Ancient woodland is one of the great glories
of our natural and cultural heritageit is a finite and
irreplaceable habitat and its continuity over centuries has led
to it being our richest habitat for wildlife in the UK. We believe
that there are several areas where the FC could do more to ensure
its protection and enhancement:
There is a high percentage of illegal
felling cases that are not followed up by the FC (source: Annual
We would like to see the current review of the administration
of the Woodland Grant Scheme encompass a review of the felling
licence system's effectiveness as a tool to protect ancient woods.
Approval is currently being given
to some WGS schemes even where they involve planting conifers
on planted ancient woodland sites (PAWS). Under the Forestry Act
owners are compelled to restock sites, they are then provided
with incentives to plant conifers irrespective of whether the
site is ancient. In many cases it would be more beneficial for
the site and more in tune with policy priorities if they were
to simply allow the site to regenerate, but at present both legislation
and incentives can push the owner down the route of restocking
with conifers. It is essential that PAWS capable of restoration
are protected from further confier planting and are taken into
positive management to restore them, thus pro-actively building
upon one of the UK Sustainable Development indicators (S11: Area
of ancient semi-natural woodland in GB).
We would like to see the FC allocated
more resources to fulfil more pro-actively its role as a non-statutory
consultee on planning applications affecting ancient woodland.
There should be a mechanism put in place so that local authorities
are encouraged to inform the FC of these cases and the criteria
are clearly defined.
None of these aims will be achieved without
increased resources being made available; there is an especially
pressing need for more resources to be made available for the
environmental aspects of the FC's work.
10 November 2000.
1 DETR: Quality of Life Counts: a strategy for sustainable
development in the UK. pp223-226. (Indicators S10, Area of woodland

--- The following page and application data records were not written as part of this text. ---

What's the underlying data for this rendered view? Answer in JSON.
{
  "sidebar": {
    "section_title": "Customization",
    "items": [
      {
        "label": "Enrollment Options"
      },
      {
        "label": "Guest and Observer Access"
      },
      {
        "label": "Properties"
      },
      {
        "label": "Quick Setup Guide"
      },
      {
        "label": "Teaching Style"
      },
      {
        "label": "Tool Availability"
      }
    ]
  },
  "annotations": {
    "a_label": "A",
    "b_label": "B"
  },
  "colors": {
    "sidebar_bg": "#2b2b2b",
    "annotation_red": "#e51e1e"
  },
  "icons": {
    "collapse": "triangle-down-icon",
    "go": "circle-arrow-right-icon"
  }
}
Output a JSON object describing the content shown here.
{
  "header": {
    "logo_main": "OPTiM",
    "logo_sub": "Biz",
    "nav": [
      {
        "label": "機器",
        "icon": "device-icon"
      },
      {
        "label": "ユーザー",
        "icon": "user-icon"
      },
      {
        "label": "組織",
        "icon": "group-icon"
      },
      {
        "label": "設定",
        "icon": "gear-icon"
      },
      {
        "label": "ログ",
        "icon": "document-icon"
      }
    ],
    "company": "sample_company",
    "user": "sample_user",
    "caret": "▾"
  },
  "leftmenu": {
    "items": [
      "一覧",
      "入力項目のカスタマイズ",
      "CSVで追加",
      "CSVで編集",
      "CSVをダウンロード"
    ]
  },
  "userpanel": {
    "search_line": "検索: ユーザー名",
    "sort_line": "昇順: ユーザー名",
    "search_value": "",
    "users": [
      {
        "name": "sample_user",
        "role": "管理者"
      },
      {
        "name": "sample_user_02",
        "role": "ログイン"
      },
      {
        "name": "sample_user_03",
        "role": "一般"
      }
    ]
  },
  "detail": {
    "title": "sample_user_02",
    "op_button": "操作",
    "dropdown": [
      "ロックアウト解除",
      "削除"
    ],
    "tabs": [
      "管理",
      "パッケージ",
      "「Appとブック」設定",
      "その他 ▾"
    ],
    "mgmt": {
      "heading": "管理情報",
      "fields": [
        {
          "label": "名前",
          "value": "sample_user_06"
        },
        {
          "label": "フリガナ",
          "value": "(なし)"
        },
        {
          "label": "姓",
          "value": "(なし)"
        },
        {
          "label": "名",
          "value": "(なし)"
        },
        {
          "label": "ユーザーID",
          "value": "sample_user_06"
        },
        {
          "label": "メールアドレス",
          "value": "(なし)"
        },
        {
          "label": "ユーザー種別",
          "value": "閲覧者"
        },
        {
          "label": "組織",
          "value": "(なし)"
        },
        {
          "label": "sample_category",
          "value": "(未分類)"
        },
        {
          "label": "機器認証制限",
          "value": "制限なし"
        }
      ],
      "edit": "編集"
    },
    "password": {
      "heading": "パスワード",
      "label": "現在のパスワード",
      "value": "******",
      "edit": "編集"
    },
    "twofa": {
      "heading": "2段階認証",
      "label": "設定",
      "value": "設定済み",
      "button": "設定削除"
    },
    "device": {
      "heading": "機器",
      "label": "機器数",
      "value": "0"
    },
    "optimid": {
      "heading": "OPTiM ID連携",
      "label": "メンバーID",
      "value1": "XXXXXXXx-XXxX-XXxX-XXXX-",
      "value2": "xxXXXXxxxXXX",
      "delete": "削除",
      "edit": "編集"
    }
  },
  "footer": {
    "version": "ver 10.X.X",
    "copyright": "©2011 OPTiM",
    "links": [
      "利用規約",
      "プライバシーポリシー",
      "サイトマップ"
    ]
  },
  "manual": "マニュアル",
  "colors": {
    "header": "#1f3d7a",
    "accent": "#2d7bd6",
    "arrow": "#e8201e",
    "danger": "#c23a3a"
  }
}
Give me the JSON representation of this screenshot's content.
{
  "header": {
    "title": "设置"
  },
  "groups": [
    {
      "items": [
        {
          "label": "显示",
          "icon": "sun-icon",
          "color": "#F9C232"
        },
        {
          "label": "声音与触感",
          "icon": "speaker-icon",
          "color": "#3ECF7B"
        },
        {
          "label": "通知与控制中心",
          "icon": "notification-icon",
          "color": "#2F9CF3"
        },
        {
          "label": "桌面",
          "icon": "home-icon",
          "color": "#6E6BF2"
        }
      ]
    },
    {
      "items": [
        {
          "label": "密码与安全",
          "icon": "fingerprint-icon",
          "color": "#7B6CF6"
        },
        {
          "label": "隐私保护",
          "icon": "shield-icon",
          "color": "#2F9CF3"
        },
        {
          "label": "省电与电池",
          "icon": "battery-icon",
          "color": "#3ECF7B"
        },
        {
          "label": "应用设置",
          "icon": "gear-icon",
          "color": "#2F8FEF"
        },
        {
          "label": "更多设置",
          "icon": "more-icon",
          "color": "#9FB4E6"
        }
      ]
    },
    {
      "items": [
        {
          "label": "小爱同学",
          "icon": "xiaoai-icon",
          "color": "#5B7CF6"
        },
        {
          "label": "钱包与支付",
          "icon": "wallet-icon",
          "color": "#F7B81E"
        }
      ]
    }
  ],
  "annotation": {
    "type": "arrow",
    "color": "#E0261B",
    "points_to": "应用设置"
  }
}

in the UK; S11, Area of ancient semi-natural woodland in GB; S12,
Sustainable management of woodland; S13, Number of countries with
national forest programmes.) Back
2 ETR Select Committee Rural White Paper, Seventh Report, Session
1999-2000, para 54. Back
3 Forestry Commission: Annual Report and Accounts 1998-99, p12. Back